For state societies representing oncologists to commercial payers on reimbursement issues, the subject of antitrust is very relevant. Claiborne is uniquely qualified to address the subject. She practices in the Washington office of Ropes & Gray and counsels clients on health care reimbursement and other regulatory compliance matters, including Medicare Part D, antitrust compliance, and conflicts of interest, among other things. She has advised several provider networks regarding compliance with the antitrust laws in their payer contracting practices.
“From a legal standpoint, communications with private payers are treated differently than advocacy and other representation of a medical society in front of a governmental entity in connection with a regulated program like Medicare or Medicaid,” said Claiborne.

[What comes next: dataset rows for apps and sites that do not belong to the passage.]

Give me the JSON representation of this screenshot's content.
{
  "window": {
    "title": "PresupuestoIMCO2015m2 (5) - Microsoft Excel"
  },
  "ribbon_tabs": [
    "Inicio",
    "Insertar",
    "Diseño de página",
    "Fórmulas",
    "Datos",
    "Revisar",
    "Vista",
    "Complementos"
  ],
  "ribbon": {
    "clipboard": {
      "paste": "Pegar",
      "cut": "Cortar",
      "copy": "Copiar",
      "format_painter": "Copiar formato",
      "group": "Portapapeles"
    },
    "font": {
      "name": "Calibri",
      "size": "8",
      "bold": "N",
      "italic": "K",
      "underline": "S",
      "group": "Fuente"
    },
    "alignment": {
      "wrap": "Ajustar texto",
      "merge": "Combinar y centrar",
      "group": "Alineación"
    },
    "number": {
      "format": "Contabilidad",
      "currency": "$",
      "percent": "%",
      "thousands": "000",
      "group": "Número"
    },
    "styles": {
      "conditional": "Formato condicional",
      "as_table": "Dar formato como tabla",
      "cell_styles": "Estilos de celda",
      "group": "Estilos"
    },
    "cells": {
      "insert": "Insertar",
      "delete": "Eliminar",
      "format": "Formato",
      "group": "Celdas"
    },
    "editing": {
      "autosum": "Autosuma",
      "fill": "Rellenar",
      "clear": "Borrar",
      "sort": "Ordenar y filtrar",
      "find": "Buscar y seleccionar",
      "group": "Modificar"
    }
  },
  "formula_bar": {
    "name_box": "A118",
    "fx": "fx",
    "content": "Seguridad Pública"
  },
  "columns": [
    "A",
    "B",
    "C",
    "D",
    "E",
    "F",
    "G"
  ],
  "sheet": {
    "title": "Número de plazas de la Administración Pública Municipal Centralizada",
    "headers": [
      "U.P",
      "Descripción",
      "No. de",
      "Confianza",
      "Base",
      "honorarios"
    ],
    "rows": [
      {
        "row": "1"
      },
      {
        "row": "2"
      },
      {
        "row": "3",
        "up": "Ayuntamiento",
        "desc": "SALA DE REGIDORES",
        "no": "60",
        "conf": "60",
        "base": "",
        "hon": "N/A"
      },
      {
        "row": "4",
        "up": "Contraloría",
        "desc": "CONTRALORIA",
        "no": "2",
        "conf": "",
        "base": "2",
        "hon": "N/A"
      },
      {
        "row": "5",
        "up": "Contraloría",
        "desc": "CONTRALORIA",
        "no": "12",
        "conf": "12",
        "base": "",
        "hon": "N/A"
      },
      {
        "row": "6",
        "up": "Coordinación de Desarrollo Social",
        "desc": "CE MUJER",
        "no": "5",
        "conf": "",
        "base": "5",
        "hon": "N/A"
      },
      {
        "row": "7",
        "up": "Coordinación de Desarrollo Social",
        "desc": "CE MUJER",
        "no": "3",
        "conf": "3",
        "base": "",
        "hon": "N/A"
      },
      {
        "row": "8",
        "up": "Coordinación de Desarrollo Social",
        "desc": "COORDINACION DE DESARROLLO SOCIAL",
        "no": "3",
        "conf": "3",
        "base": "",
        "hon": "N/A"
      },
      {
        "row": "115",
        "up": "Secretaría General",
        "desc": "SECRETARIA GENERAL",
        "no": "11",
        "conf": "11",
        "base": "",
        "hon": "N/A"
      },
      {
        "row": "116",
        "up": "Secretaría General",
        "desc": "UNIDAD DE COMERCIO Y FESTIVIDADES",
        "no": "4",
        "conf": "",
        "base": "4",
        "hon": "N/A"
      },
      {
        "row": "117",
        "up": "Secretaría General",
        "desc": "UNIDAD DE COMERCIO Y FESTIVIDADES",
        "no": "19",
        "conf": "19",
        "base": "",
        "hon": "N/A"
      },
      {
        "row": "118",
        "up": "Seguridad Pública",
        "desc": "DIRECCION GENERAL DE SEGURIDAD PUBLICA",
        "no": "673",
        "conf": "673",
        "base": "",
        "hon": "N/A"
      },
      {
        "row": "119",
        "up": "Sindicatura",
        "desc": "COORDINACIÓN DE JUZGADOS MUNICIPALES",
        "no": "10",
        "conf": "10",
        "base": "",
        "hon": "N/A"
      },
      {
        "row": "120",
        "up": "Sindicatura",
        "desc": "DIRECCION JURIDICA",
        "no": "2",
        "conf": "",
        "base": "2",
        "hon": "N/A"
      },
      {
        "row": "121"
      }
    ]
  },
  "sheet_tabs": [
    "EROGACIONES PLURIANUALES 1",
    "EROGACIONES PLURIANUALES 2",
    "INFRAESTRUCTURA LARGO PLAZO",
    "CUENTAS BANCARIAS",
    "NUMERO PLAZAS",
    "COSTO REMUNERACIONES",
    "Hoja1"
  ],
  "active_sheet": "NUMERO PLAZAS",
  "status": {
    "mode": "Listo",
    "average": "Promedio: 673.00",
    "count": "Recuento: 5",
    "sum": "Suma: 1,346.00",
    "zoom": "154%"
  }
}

Under these government programs, which have been established through legislative action, reimbursement is made according to fixed formulas that are available to the public. Discussions and advocacy in connection with these programs are considered to be constitutionally protected.”
On the lighter side, Lawrence Sherman gave a witty presentation about the changes and challenges of securing commercial support for Society activities. He observed that almost every potential sponsor has new guidelines for application and approval of funds, and that individual societies are slowly trying to sort them out. His humorous remarks put the issue into perspective and sparked a lively discussion. Sherman is Chief Executive Officer of The Physicians Academy for Clinical and Management Excellence, a provider of medical education solutions. He is also a clinical instructor in emergency medicine for the North Shore Long Island Jewish Health System in Long Island, New York.
“As busy as our physicians are, they depend on their Societies to keep them informed of major issues in Oncology practice management,” Beard concluded. “We hope ASCO will encourage such programs for affiliates at the Annual Meeting in 2007.”